Fixing the exchange rate comes at a cost, however.
First, the central bank must always have enough foreign reserves stockpiled to maintain the exchange rate peg. If the exchange rate is fixed at a level that is far off from its market value, then this could create distortions that could build up over time and result in a balance of payments crisis.

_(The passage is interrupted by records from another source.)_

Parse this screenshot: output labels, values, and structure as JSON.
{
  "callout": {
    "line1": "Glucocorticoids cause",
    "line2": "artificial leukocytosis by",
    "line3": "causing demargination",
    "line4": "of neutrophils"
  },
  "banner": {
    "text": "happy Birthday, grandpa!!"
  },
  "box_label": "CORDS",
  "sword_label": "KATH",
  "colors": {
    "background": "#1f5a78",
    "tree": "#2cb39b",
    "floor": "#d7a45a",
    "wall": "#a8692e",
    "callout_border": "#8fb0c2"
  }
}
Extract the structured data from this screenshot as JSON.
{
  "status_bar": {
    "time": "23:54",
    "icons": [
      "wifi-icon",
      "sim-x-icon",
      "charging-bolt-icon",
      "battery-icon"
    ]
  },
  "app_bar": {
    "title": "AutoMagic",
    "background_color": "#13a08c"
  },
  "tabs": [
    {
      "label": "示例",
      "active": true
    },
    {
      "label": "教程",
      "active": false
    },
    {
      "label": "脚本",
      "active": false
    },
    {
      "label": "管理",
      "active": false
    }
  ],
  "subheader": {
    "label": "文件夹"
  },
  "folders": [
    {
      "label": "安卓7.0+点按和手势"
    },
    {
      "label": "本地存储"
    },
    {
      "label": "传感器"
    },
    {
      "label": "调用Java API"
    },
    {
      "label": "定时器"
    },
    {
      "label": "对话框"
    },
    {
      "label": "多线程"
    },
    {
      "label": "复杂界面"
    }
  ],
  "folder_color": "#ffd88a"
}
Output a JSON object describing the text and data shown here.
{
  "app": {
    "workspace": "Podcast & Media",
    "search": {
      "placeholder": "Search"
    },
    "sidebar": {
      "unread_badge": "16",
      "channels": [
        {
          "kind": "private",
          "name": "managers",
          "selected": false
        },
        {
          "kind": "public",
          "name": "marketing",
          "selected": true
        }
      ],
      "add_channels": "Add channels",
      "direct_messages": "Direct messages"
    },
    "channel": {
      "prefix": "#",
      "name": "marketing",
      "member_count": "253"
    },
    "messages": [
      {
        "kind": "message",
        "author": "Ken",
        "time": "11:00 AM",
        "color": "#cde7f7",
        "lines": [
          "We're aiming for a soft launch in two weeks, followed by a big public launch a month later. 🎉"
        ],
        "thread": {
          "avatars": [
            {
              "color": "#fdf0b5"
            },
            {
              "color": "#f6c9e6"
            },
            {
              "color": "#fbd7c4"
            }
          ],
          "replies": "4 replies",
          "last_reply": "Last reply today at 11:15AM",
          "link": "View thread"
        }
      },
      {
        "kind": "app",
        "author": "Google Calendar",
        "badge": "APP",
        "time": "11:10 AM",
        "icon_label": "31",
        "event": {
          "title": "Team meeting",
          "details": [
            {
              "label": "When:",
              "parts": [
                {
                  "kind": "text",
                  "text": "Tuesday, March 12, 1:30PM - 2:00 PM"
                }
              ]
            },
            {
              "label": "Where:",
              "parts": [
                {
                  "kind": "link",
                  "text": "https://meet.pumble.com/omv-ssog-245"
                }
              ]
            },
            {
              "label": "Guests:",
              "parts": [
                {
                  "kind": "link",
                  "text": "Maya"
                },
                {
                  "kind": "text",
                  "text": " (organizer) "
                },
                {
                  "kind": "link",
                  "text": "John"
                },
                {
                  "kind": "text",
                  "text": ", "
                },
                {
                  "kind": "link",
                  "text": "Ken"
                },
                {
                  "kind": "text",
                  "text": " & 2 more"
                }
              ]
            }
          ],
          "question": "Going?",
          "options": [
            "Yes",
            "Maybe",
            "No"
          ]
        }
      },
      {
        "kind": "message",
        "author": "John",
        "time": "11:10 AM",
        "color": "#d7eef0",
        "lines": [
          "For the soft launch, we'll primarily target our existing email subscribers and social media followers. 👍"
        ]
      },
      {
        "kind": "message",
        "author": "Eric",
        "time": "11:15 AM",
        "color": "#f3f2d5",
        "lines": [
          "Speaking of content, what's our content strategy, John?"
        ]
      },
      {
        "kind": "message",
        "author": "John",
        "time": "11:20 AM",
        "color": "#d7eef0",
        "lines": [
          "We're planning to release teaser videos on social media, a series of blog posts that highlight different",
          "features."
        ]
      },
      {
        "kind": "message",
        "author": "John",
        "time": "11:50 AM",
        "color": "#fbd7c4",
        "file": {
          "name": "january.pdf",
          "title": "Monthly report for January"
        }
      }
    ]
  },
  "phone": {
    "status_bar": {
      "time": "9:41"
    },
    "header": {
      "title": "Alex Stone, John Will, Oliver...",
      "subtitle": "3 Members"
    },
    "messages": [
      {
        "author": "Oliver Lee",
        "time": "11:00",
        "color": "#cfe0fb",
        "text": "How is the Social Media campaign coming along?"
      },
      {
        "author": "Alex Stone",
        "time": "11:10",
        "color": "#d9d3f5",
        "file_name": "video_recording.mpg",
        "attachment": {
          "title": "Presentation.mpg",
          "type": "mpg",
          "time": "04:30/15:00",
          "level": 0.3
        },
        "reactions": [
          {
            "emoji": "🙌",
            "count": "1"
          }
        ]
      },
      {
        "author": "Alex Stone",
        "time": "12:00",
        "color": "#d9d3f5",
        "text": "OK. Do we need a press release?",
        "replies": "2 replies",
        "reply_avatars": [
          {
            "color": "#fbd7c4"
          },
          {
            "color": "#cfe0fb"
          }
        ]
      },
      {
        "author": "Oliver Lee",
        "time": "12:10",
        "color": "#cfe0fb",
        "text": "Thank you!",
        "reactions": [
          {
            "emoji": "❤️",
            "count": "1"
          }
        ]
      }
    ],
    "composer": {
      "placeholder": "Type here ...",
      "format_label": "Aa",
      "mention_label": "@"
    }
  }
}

Second, an economy cannot have a fixed exchange rate, an open financial account (where money can flow in and out of the country freely), and an independent monetary policy all at the same time (this is the monetary policy trilemma). To maintain a fixed exchange rate, either the central bank has to give up its monetary policy independence (i.e. it is entirely focused on exchange rate policy and has no room to pursue other policies to affect lending, inflation or growth without putting its exchange rate peg at risk) or the country has to close its financial account.